Similarly, for Adidas, after adjusting Nike’s LTG estimates for optimism bias, the StarMine IV model places fair value at $61.29 per share. In contrast, the market price is $107.93 per share. Nike market expectations are also high with an implied 5-yr CAGR of 13.8%, higher than the industry average.
Exhibit 4: Adidas vs. Nike StarMine Models Scores
Source: Refinitiv Eikon
According to the StarMine Earnings Quality (EQ) Model, Nike scores a 72 out of a possible 100. Its high scores suggest that earnings are derived from sustainable sources. The company’s operating efficiency component suggests that Nike is performing healthily in this area. What’s more, Nike is sitting on a lot of cash, as indicated by the strong cash flow component score (Exhibit 5). On the flip side, Adidas could use help in this EQ model, as it scores a 42 out of a possible 100.
Exhibit 5: Nike Earnings Quality
Source: Refinitiv Eikon
Combined Credit Risk model
Adidas is also a bottom performer when it comes to the StarMine Combined Credit Risk (CCR) model scores, the most comprehensive StarMine credit model (Exhibit 6). Its score corresponds to implied credit ratings of BB, – below investment grade. On the other hand, Nike has a higher score suggesting it is financially stable and the probability of default is significantly small (<= 0.08%).
Exhibit 6: Peer Comparison – StarMine Combined Credit Risk Model Scores
Source: Refinitiv Eikon
The market doesn’t seem to like Adidas’ prospects. The stock began a decline on August 15 and has underperformed its benchmark over the past two months (Exhibit 7).
Exhibit 7: Adidas Year-to-Date Stock Return vs. Benchmark
Nike’s stock also started to decline in August. Since then, it has recuperated in mid-November as the retailer’s sales are getting a boost from the World Cup sales. The stock has been trending up for the past two weeks.
Exhibit 8: Adidas vs. Nike Year-to-Date Stock Returns

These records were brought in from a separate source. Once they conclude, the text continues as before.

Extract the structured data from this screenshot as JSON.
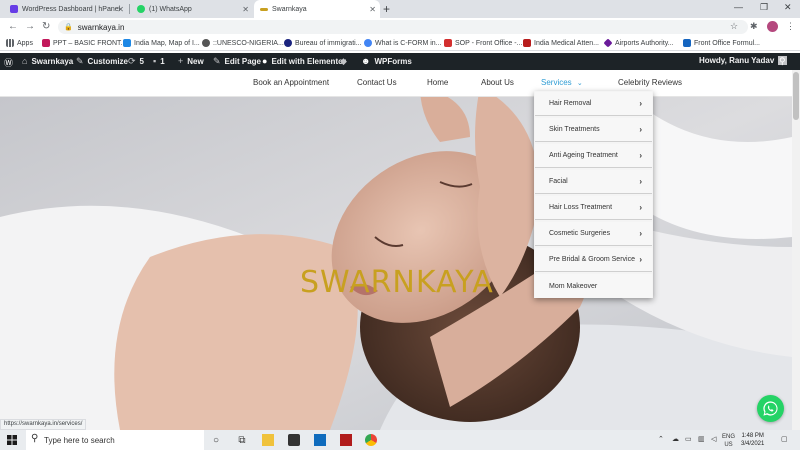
{
  "browser": {
    "tabs": [
      {
        "title": "WordPress Dashboard | hPanel",
        "icon": "hpanel-icon",
        "color": "#673de6"
      },
      {
        "title": "(1) WhatsApp",
        "icon": "whatsapp-icon",
        "color": "#25d366"
      },
      {
        "title": "Swarnkaya",
        "icon": "swarnkaya-icon",
        "color": "#c8a020"
      }
    ],
    "url": "swarnkaya.in",
    "bookmarks": [
      {
        "label": "Apps",
        "icon": "apps-grid-icon",
        "color": "#5f6368"
      },
      {
        "label": "PPT – BASIC FRONT...",
        "icon": "bookmark-ppt-icon",
        "color": "#c2185b"
      },
      {
        "label": "India Map, Map of I...",
        "icon": "bookmark-map-icon",
        "color": "#1e88e5"
      },
      {
        "label": "::UNESCO-NIGERIA...",
        "icon": "bookmark-unesco-icon",
        "color": "#555555"
      },
      {
        "label": "Bureau of immigrati...",
        "icon": "bookmark-boi-icon",
        "color": "#1a237e"
      },
      {
        "label": "What is C-FORM in...",
        "icon": "bookmark-cform-icon",
        "color": "#4285f4"
      },
      {
        "label": "SOP - Front Office -...",
        "icon": "bookmark-sop-icon",
        "color": "#d32f2f"
      },
      {
        "label": "India Medical Atten...",
        "icon": "bookmark-medical-icon",
        "color": "#b71c1c"
      },
      {
        "label": "Airports Authority...",
        "icon": "bookmark-airport-icon",
        "color": "#6a1b9a"
      },
      {
        "label": "Front Office Formul...",
        "icon": "bookmark-formula-icon",
        "color": "#1565c0"
      }
    ],
    "status_url": "https://swarnkaya.in/services/"
  },
  "wp_admin": {
    "site": "Swarnkaya",
    "customize": "Customize",
    "updates": "5",
    "comments": "1",
    "new": "New",
    "edit_page": "Edit Page",
    "elementor": "Edit with Elementor",
    "wpforms": "WPForms",
    "howdy": "Howdy, Ranu Yadav"
  },
  "site": {
    "nav": [
      {
        "label": "Book an Appointment"
      },
      {
        "label": "Contact Us"
      },
      {
        "label": "Home"
      },
      {
        "label": "About Us"
      },
      {
        "label": "Services",
        "active": true
      },
      {
        "label": "Celebrity Reviews"
      }
    ],
    "hero_title": "SWARNKAYA",
    "accent": "#2e9cd4",
    "title_color": "#c8a020"
  },
  "services_menu": [
    {
      "label": "Hair Removal",
      "has_sub": true
    },
    {
      "label": "Skin Treatments",
      "has_sub": true
    },
    {
      "label": "Anti Ageing Treatment",
      "has_sub": true
    },
    {
      "label": "Facial",
      "has_sub": true
    },
    {
      "label": "Hair Loss Treatment",
      "has_sub": true
    },
    {
      "label": "Cosmetic Surgeries",
      "has_sub": true
    },
    {
      "label": "Pre Bridal & Groom Service",
      "has_sub": true
    },
    {
      "label": "Mom Makeover",
      "has_sub": false
    }
  ],
  "taskbar": {
    "search_placeholder": "Type here to search",
    "lang": "ENG",
    "region": "US",
    "time": "1:48 PM",
    "date": "3/4/2021"
  }
}
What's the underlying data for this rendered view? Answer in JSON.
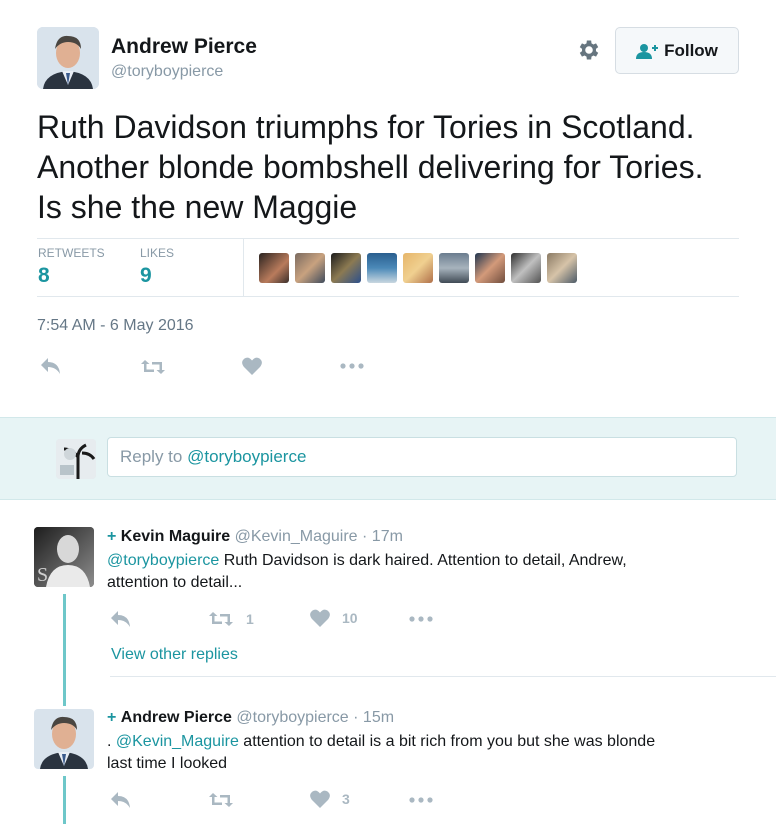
{
  "tweet": {
    "author_name": "Andrew Pierce",
    "author_handle": "@toryboypierce",
    "text_lines": [
      "Ruth Davidson triumphs for Tories in Scotland.",
      "Another blonde bombshell delivering for Tories.",
      "Is she the new Maggie"
    ],
    "follow_label": "Follow",
    "stats": {
      "retweets_label": "RETWEETS",
      "retweets_count": "8",
      "likes_label": "LIKES",
      "likes_count": "9"
    },
    "timestamp": "7:54 AM - 6 May 2016",
    "liker_avatar_count": 9
  },
  "reply_box": {
    "prefix": "Reply to ",
    "handle": "@toryboypierce"
  },
  "replies": [
    {
      "plus": "+",
      "author_name": "Kevin Maguire",
      "author_handle": "@Kevin_Maguire",
      "time": "· 17m",
      "mention": "@toryboypierce",
      "text_1": " Ruth Davidson is dark haired. Attention to detail, Andrew,",
      "text_2": "attention to detail...",
      "retweet_count": "1",
      "like_count": "10",
      "view_other_replies": "View other replies"
    },
    {
      "plus": "+",
      "author_name": "Andrew Pierce",
      "author_handle": "@toryboypierce",
      "time": "· 15m",
      "prefix": ". ",
      "mention": "@Kevin_Maguire",
      "text_1": " attention to detail is a bit rich from you but she was blonde",
      "text_2": "last time I looked",
      "retweet_count": "",
      "like_count": "3"
    }
  ],
  "colors": {
    "accent": "#1b95a0",
    "muted": "#8899a6",
    "reply_bg": "#e7f4f5",
    "thread_line": "#6ec7c9"
  }
}
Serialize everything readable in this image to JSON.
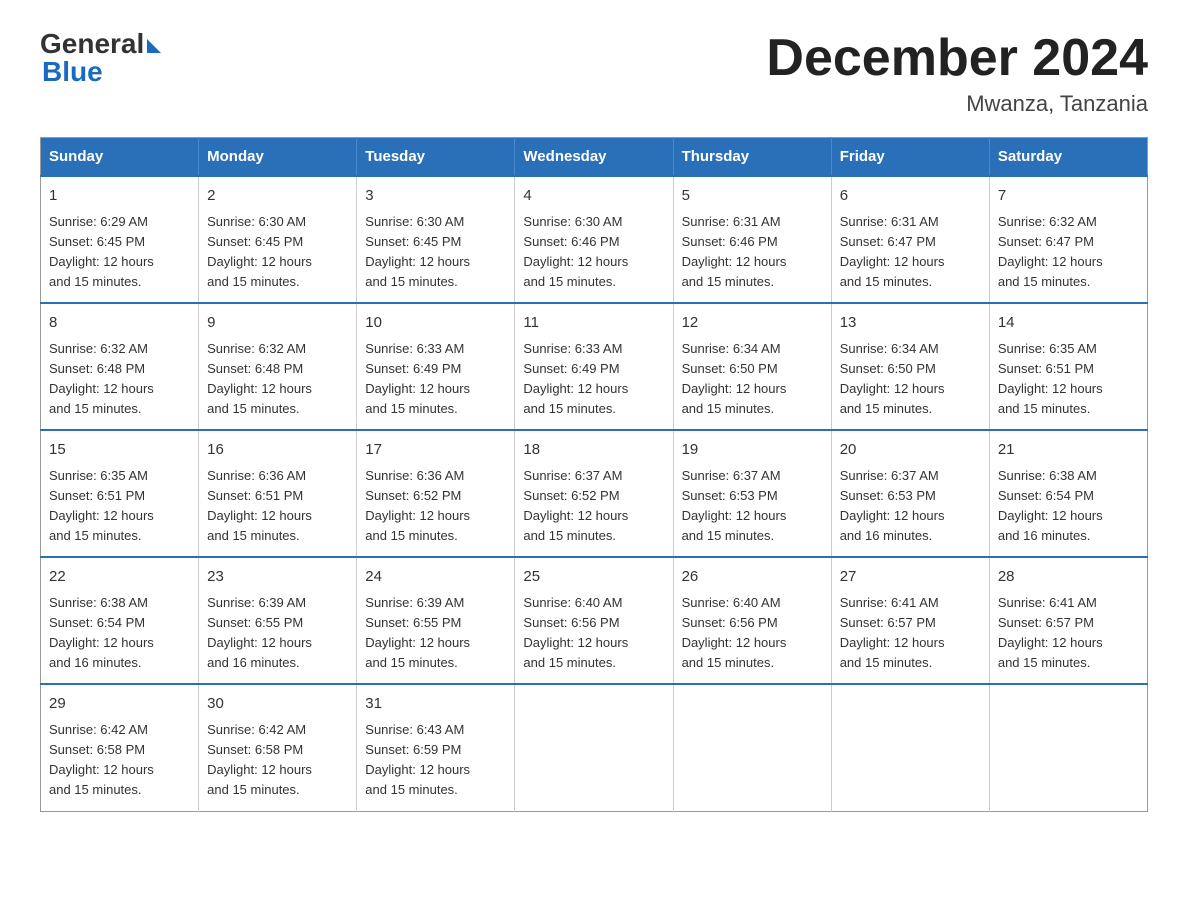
{
  "logo": {
    "general": "General",
    "blue": "Blue"
  },
  "title": "December 2024",
  "location": "Mwanza, Tanzania",
  "days_of_week": [
    "Sunday",
    "Monday",
    "Tuesday",
    "Wednesday",
    "Thursday",
    "Friday",
    "Saturday"
  ],
  "weeks": [
    [
      {
        "day": "1",
        "sunrise": "6:29 AM",
        "sunset": "6:45 PM",
        "daylight": "12 hours and 15 minutes."
      },
      {
        "day": "2",
        "sunrise": "6:30 AM",
        "sunset": "6:45 PM",
        "daylight": "12 hours and 15 minutes."
      },
      {
        "day": "3",
        "sunrise": "6:30 AM",
        "sunset": "6:45 PM",
        "daylight": "12 hours and 15 minutes."
      },
      {
        "day": "4",
        "sunrise": "6:30 AM",
        "sunset": "6:46 PM",
        "daylight": "12 hours and 15 minutes."
      },
      {
        "day": "5",
        "sunrise": "6:31 AM",
        "sunset": "6:46 PM",
        "daylight": "12 hours and 15 minutes."
      },
      {
        "day": "6",
        "sunrise": "6:31 AM",
        "sunset": "6:47 PM",
        "daylight": "12 hours and 15 minutes."
      },
      {
        "day": "7",
        "sunrise": "6:32 AM",
        "sunset": "6:47 PM",
        "daylight": "12 hours and 15 minutes."
      }
    ],
    [
      {
        "day": "8",
        "sunrise": "6:32 AM",
        "sunset": "6:48 PM",
        "daylight": "12 hours and 15 minutes."
      },
      {
        "day": "9",
        "sunrise": "6:32 AM",
        "sunset": "6:48 PM",
        "daylight": "12 hours and 15 minutes."
      },
      {
        "day": "10",
        "sunrise": "6:33 AM",
        "sunset": "6:49 PM",
        "daylight": "12 hours and 15 minutes."
      },
      {
        "day": "11",
        "sunrise": "6:33 AM",
        "sunset": "6:49 PM",
        "daylight": "12 hours and 15 minutes."
      },
      {
        "day": "12",
        "sunrise": "6:34 AM",
        "sunset": "6:50 PM",
        "daylight": "12 hours and 15 minutes."
      },
      {
        "day": "13",
        "sunrise": "6:34 AM",
        "sunset": "6:50 PM",
        "daylight": "12 hours and 15 minutes."
      },
      {
        "day": "14",
        "sunrise": "6:35 AM",
        "sunset": "6:51 PM",
        "daylight": "12 hours and 15 minutes."
      }
    ],
    [
      {
        "day": "15",
        "sunrise": "6:35 AM",
        "sunset": "6:51 PM",
        "daylight": "12 hours and 15 minutes."
      },
      {
        "day": "16",
        "sunrise": "6:36 AM",
        "sunset": "6:51 PM",
        "daylight": "12 hours and 15 minutes."
      },
      {
        "day": "17",
        "sunrise": "6:36 AM",
        "sunset": "6:52 PM",
        "daylight": "12 hours and 15 minutes."
      },
      {
        "day": "18",
        "sunrise": "6:37 AM",
        "sunset": "6:52 PM",
        "daylight": "12 hours and 15 minutes."
      },
      {
        "day": "19",
        "sunrise": "6:37 AM",
        "sunset": "6:53 PM",
        "daylight": "12 hours and 15 minutes."
      },
      {
        "day": "20",
        "sunrise": "6:37 AM",
        "sunset": "6:53 PM",
        "daylight": "12 hours and 16 minutes."
      },
      {
        "day": "21",
        "sunrise": "6:38 AM",
        "sunset": "6:54 PM",
        "daylight": "12 hours and 16 minutes."
      }
    ],
    [
      {
        "day": "22",
        "sunrise": "6:38 AM",
        "sunset": "6:54 PM",
        "daylight": "12 hours and 16 minutes."
      },
      {
        "day": "23",
        "sunrise": "6:39 AM",
        "sunset": "6:55 PM",
        "daylight": "12 hours and 16 minutes."
      },
      {
        "day": "24",
        "sunrise": "6:39 AM",
        "sunset": "6:55 PM",
        "daylight": "12 hours and 15 minutes."
      },
      {
        "day": "25",
        "sunrise": "6:40 AM",
        "sunset": "6:56 PM",
        "daylight": "12 hours and 15 minutes."
      },
      {
        "day": "26",
        "sunrise": "6:40 AM",
        "sunset": "6:56 PM",
        "daylight": "12 hours and 15 minutes."
      },
      {
        "day": "27",
        "sunrise": "6:41 AM",
        "sunset": "6:57 PM",
        "daylight": "12 hours and 15 minutes."
      },
      {
        "day": "28",
        "sunrise": "6:41 AM",
        "sunset": "6:57 PM",
        "daylight": "12 hours and 15 minutes."
      }
    ],
    [
      {
        "day": "29",
        "sunrise": "6:42 AM",
        "sunset": "6:58 PM",
        "daylight": "12 hours and 15 minutes."
      },
      {
        "day": "30",
        "sunrise": "6:42 AM",
        "sunset": "6:58 PM",
        "daylight": "12 hours and 15 minutes."
      },
      {
        "day": "31",
        "sunrise": "6:43 AM",
        "sunset": "6:59 PM",
        "daylight": "12 hours and 15 minutes."
      },
      null,
      null,
      null,
      null
    ]
  ],
  "labels": {
    "sunrise": "Sunrise:",
    "sunset": "Sunset:",
    "daylight": "Daylight:"
  }
}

The World Cup championship is definitely boosting Adidas’ and Nike’s sales and clearing their inventory. Both stocks are richly valued, yet Nike has the better credit picture and earnings are coming from sustainable sources. Moreover, Nike is selling out of World Cup merchandise faster and at a higher price point in the U.S. than Adidas. Nike’s stock has also performed better and it’s in favor, suggesting that perhaps it is going to score the winning retail goal.